- Opening Delimiter -
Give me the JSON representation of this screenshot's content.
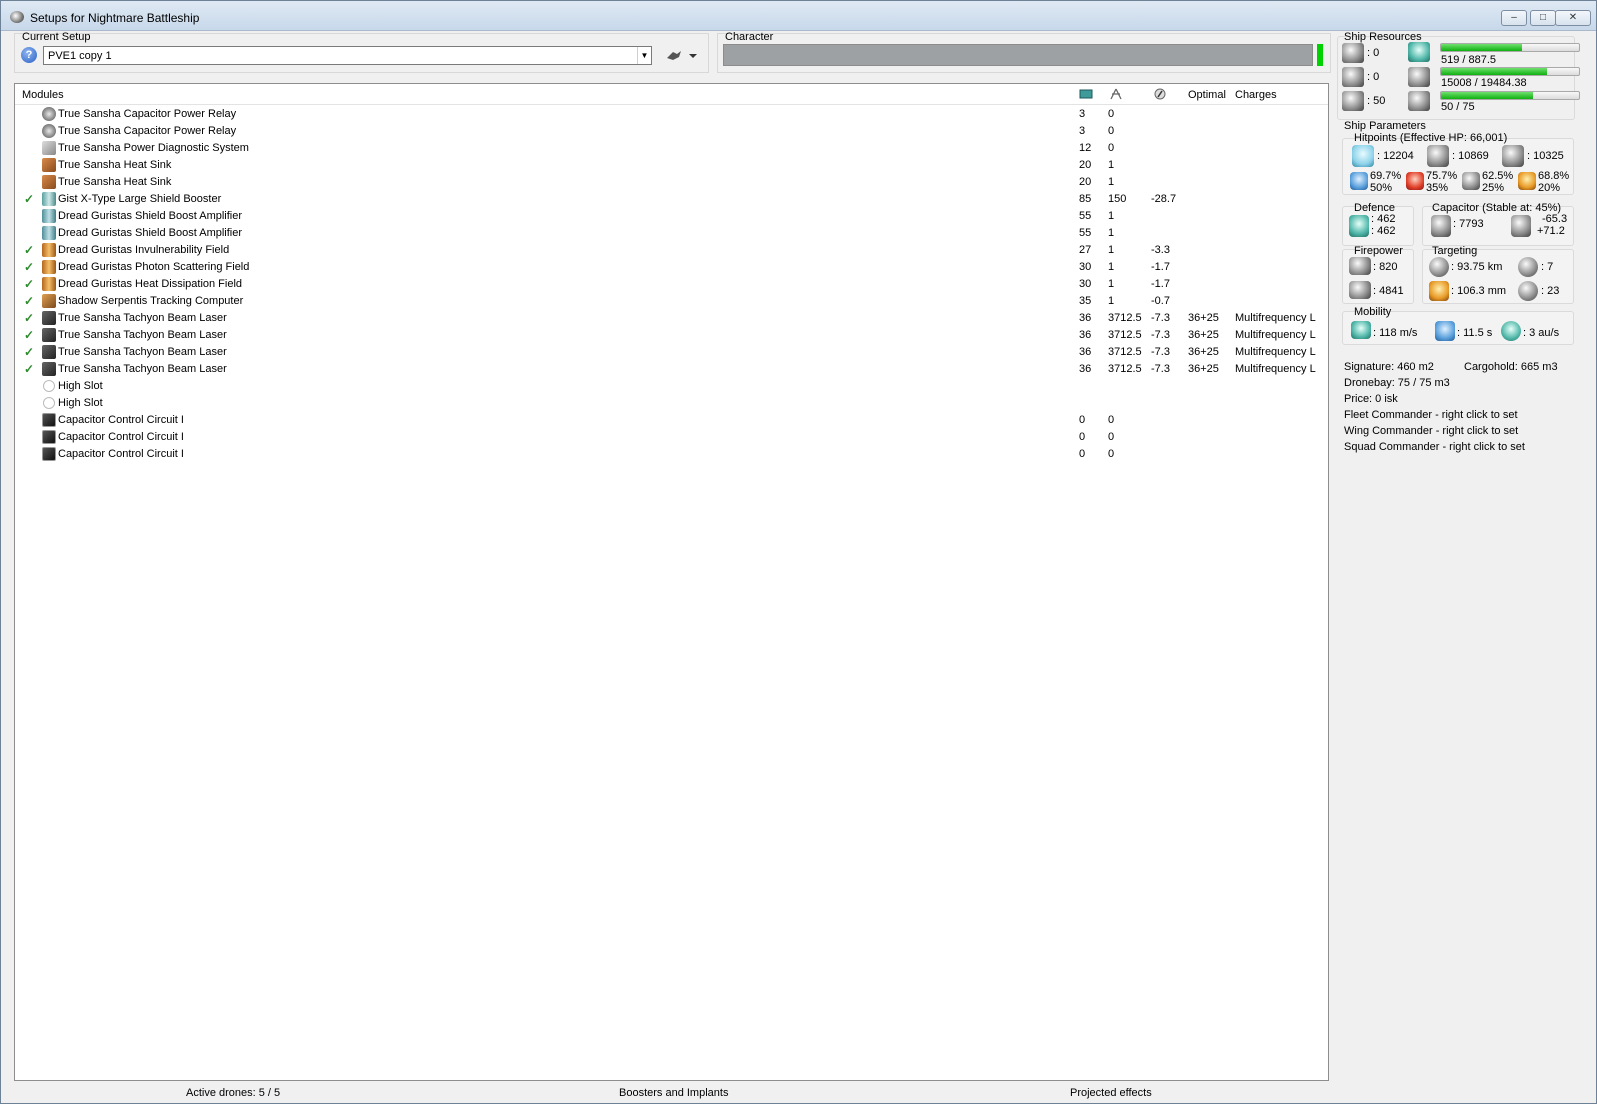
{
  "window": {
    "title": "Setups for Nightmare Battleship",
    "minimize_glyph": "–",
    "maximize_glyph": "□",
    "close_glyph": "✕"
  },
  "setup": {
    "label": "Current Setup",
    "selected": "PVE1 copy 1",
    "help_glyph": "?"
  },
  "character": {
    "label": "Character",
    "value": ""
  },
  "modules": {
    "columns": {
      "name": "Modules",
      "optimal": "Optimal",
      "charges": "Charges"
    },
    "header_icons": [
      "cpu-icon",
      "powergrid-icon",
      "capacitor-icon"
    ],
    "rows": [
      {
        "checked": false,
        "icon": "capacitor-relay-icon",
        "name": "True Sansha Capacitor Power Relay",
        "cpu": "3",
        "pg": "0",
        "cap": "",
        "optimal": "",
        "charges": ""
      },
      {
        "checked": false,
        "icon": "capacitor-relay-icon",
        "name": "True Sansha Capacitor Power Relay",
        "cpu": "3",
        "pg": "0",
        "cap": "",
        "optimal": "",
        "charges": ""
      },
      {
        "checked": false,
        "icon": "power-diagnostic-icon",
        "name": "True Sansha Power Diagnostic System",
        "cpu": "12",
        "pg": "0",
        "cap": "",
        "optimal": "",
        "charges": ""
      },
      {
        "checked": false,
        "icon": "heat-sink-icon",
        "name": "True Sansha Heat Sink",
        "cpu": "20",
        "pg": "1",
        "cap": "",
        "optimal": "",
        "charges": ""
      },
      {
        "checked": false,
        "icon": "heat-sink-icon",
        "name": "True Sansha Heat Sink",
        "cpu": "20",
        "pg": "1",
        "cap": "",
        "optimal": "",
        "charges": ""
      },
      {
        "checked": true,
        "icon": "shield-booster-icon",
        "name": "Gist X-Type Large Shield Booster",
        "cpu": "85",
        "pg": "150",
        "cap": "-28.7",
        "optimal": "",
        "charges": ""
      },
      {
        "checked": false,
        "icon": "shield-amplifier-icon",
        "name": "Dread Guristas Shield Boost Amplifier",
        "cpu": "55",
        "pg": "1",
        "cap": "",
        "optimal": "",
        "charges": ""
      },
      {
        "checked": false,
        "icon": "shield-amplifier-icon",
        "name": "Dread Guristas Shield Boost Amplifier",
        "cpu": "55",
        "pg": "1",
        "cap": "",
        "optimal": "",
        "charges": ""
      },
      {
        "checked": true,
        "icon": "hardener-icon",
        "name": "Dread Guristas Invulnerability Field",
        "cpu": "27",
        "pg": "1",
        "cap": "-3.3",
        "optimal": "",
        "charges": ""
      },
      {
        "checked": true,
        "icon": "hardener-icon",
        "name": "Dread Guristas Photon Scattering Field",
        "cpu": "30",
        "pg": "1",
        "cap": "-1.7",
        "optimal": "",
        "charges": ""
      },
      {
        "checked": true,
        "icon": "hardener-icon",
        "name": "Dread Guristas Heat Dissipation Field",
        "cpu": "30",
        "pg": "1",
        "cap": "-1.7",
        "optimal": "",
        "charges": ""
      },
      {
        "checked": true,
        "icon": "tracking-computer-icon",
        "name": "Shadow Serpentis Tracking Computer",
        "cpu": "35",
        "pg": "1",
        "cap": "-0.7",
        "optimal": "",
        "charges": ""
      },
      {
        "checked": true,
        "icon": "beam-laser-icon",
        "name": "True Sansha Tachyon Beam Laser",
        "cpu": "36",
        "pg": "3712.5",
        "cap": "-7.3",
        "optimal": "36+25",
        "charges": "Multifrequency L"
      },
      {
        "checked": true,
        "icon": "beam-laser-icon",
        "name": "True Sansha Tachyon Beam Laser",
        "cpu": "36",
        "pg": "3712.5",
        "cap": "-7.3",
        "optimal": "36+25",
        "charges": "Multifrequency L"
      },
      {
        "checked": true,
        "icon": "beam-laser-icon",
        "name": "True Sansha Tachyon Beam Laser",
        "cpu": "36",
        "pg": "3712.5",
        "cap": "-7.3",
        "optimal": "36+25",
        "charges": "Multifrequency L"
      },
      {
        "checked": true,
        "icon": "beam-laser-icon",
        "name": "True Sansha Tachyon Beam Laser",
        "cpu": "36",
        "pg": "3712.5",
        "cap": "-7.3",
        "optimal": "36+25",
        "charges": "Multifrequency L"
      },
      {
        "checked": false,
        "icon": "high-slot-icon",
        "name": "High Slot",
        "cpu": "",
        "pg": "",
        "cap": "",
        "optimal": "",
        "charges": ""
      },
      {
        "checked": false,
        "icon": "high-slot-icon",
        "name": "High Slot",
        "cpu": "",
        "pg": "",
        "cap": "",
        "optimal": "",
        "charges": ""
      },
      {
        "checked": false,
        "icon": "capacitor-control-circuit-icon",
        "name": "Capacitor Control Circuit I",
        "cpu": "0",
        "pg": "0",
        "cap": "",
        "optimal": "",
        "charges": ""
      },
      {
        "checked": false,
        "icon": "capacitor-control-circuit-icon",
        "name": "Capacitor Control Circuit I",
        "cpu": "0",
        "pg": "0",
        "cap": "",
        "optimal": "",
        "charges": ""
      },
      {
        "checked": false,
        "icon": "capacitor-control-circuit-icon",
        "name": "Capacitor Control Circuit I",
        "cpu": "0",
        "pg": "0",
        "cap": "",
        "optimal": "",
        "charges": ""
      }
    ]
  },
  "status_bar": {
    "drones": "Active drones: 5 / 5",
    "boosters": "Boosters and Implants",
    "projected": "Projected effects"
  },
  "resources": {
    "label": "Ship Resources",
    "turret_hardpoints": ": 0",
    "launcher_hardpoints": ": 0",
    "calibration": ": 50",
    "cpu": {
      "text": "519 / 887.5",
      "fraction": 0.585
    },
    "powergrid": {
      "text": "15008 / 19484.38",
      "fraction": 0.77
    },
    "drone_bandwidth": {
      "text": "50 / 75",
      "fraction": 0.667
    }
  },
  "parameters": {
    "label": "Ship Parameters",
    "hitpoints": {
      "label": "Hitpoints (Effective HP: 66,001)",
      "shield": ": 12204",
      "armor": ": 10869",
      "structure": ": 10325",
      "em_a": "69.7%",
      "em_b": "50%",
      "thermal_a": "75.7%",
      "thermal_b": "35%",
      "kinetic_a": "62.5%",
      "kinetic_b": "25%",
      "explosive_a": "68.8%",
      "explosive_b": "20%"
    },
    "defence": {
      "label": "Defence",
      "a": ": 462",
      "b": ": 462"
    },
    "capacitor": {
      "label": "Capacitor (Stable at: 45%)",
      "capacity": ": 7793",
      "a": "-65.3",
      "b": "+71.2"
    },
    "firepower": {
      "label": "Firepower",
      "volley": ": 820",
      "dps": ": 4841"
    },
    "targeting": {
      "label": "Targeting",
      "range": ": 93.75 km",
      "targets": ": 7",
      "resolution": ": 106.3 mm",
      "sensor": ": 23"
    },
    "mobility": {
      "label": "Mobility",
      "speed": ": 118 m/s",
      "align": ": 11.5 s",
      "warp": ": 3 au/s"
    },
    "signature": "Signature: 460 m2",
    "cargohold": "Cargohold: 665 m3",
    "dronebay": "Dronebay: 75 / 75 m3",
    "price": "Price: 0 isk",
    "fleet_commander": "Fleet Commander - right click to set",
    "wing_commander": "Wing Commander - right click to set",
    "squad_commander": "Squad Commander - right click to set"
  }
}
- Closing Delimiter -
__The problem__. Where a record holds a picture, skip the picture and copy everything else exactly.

__Task output__.
Give me the JSON representation of this screenshot's content.
{
  "window": {
    "title": "Setups for Nightmare Battleship",
    "minimize_glyph": "–",
    "maximize_glyph": "□",
    "close_glyph": "✕"
  },
  "setup": {
    "label": "Current Setup",
    "selected": "PVE1 copy 1",
    "help_glyph": "?"
  },
  "character": {
    "label": "Character",
    "value": ""
  },
  "modules": {
    "columns": {
      "name": "Modules",
      "optimal": "Optimal",
      "charges": "Charges"
    },
    "header_icons": [
      "cpu-icon",
      "powergrid-icon",
      "capacitor-icon"
    ],
    "rows": [
      {
        "checked": false,
        "icon": "capacitor-relay-icon",
        "name": "True Sansha Capacitor Power Relay",
        "cpu": "3",
        "pg": "0",
        "cap": "",
        "optimal": "",
        "charges": ""
      },
      {
        "checked": false,
        "icon": "capacitor-relay-icon",
        "name": "True Sansha Capacitor Power Relay",
        "cpu": "3",
        "pg": "0",
        "cap": "",
        "optimal": "",
        "charges": ""
      },
      {
        "checked": false,
        "icon": "power-diagnostic-icon",
        "name": "True Sansha Power Diagnostic System",
        "cpu": "12",
        "pg": "0",
        "cap": "",
        "optimal": "",
        "charges": ""
      },
      {
        "checked": false,
        "icon": "heat-sink-icon",
        "name": "True Sansha Heat Sink",
        "cpu": "20",
        "pg": "1",
        "cap": "",
        "optimal": "",
        "charges": ""
      },
      {
        "checked": false,
        "icon": "heat-sink-icon",
        "name": "True Sansha Heat Sink",
        "cpu": "20",
        "pg": "1",
        "cap": "",
        "optimal": "",
        "charges": ""
      },
      {
        "checked": true,
        "icon": "shield-booster-icon",
        "name": "Gist X-Type Large Shield Booster",
        "cpu": "85",
        "pg": "150",
        "cap": "-28.7",
        "optimal": "",
        "charges": ""
      },
      {
        "checked": false,
        "icon": "shield-amplifier-icon",
        "name": "Dread Guristas Shield Boost Amplifier",
        "cpu": "55",
        "pg": "1",
        "cap": "",
        "optimal": "",
        "charges": ""
      },
      {
        "checked": false,
        "icon": "shield-amplifier-icon",
        "name": "Dread Guristas Shield Boost Amplifier",
        "cpu": "55",
        "pg": "1",
        "cap": "",
        "optimal": "",
        "charges": ""
      },
      {
        "checked": true,
        "icon": "hardener-icon",
        "name": "Dread Guristas Invulnerability Field",
        "cpu": "27",
        "pg": "1",
        "cap": "-3.3",
        "optimal": "",
        "charges": ""
      },
      {
        "checked": true,
        "icon": "hardener-icon",
        "name": "Dread Guristas Photon Scattering Field",
        "cpu": "30",
        "pg": "1",
        "cap": "-1.7",
        "optimal": "",
        "charges": ""
      },
      {
        "checked": true,
        "icon": "hardener-icon",
        "name": "Dread Guristas Heat Dissipation Field",
        "cpu": "30",
        "pg": "1",
        "cap": "-1.7",
        "optimal": "",
        "charges": ""
      },
      {
        "checked": true,
        "icon": "tracking-computer-icon",
        "name": "Shadow Serpentis Tracking Computer",
        "cpu": "35",
        "pg": "1",
        "cap": "-0.7",
        "optimal": "",
        "charges": ""
      },
      {
        "checked": true,
        "icon": "beam-laser-icon",
        "name": "True Sansha Tachyon Beam Laser",
        "cpu": "36",
        "pg": "3712.5",
        "cap": "-7.3",
        "optimal": "36+25",
        "charges": "Multifrequency L"
      },
      {
        "checked": true,
        "icon": "beam-laser-icon",
        "name": "True Sansha Tachyon Beam Laser",
        "cpu": "36",
        "pg": "3712.5",
        "cap": "-7.3",
        "optimal": "36+25",
        "charges": "Multifrequency L"
      },
      {
        "checked": true,
        "icon": "beam-laser-icon",
        "name": "True Sansha Tachyon Beam Laser",
        "cpu": "36",
        "pg": "3712.5",
        "cap": "-7.3",
        "optimal": "36+25",
        "charges": "Multifrequency L"
      },
      {
        "checked": true,
        "icon": "beam-laser-icon",
        "name": "True Sansha Tachyon Beam Laser",
        "cpu": "36",
        "pg": "3712.5",
        "cap": "-7.3",
        "optimal": "36+25",
        "charges": "Multifrequency L"
      },
      {
        "checked": false,
        "icon": "high-slot-icon",
        "name": "High Slot",
        "cpu": "",
        "pg": "",
        "cap": "",
        "optimal": "",
        "charges": ""
      },
      {
        "checked": false,
        "icon": "high-slot-icon",
        "name": "High Slot",
        "cpu": "",
        "pg": "",
        "cap": "",
        "optimal": "",
        "charges": ""
      },
      {
        "checked": false,
        "icon": "capacitor-control-circuit-icon",
        "name": "Capacitor Control Circuit I",
        "cpu": "0",
        "pg": "0",
        "cap": "",
        "optimal": "",
        "charges": ""
      },
      {
        "checked": false,
        "icon": "capacitor-control-circuit-icon",
        "name": "Capacitor Control Circuit I",
        "cpu": "0",
        "pg": "0",
        "cap": "",
        "optimal": "",
        "charges": ""
      },
      {
        "checked": false,
        "icon": "capacitor-control-circuit-icon",
        "name": "Capacitor Control Circuit I",
        "cpu": "0",
        "pg": "0",
        "cap": "",
        "optimal": "",
        "charges": ""
      }
    ]
  },
  "status_bar": {
    "drones": "Active drones: 5 / 5",
    "boosters": "Boosters and Implants",
    "projected": "Projected effects"
  },
  "resources": {
    "label": "Ship Resources",
    "turret_hardpoints": ": 0",
    "launcher_hardpoints": ": 0",
    "calibration": ": 50",
    "cpu": {
      "text": "519 / 887.5",
      "fraction": 0.585
    },
    "powergrid": {
      "text": "15008 / 19484.38",
      "fraction": 0.77
    },
    "drone_bandwidth": {
      "text": "50 / 75",
      "fraction": 0.667
    }
  },
  "parameters": {
    "label": "Ship Parameters",
    "hitpoints": {
      "label": "Hitpoints (Effective HP: 66,001)",
      "shield": ": 12204",
      "armor": ": 10869",
      "structure": ": 10325",
      "em_a": "69.7%",
      "em_b": "50%",
      "thermal_a": "75.7%",
      "thermal_b": "35%",
      "kinetic_a": "62.5%",
      "kinetic_b": "25%",
      "explosive_a": "68.8%",
      "explosive_b": "20%"
    },
    "defence": {
      "label": "Defence",
      "a": ": 462",
      "b": ": 462"
    },
    "capacitor": {
      "label": "Capacitor (Stable at: 45%)",
      "capacity": ": 7793",
      "a": "-65.3",
      "b": "+71.2"
    },
    "firepower": {
      "label": "Firepower",
      "volley": ": 820",
      "dps": ": 4841"
    },
    "targeting": {
      "label": "Targeting",
      "range": ": 93.75 km",
      "targets": ": 7",
      "resolution": ": 106.3 mm",
      "sensor": ": 23"
    },
    "mobility": {
      "label": "Mobility",
      "speed": ": 118 m/s",
      "align": ": 11.5 s",
      "warp": ": 3 au/s"
    },
    "signature": "Signature: 460 m2",
    "cargohold": "Cargohold: 665 m3",
    "dronebay": "Dronebay: 75 / 75 m3",
    "price": "Price: 0 isk",
    "fleet_commander": "Fleet Commander - right click to set",
    "wing_commander": "Wing Commander - right click to set",
    "squad_commander": "Squad Commander - right click to set"
  }
}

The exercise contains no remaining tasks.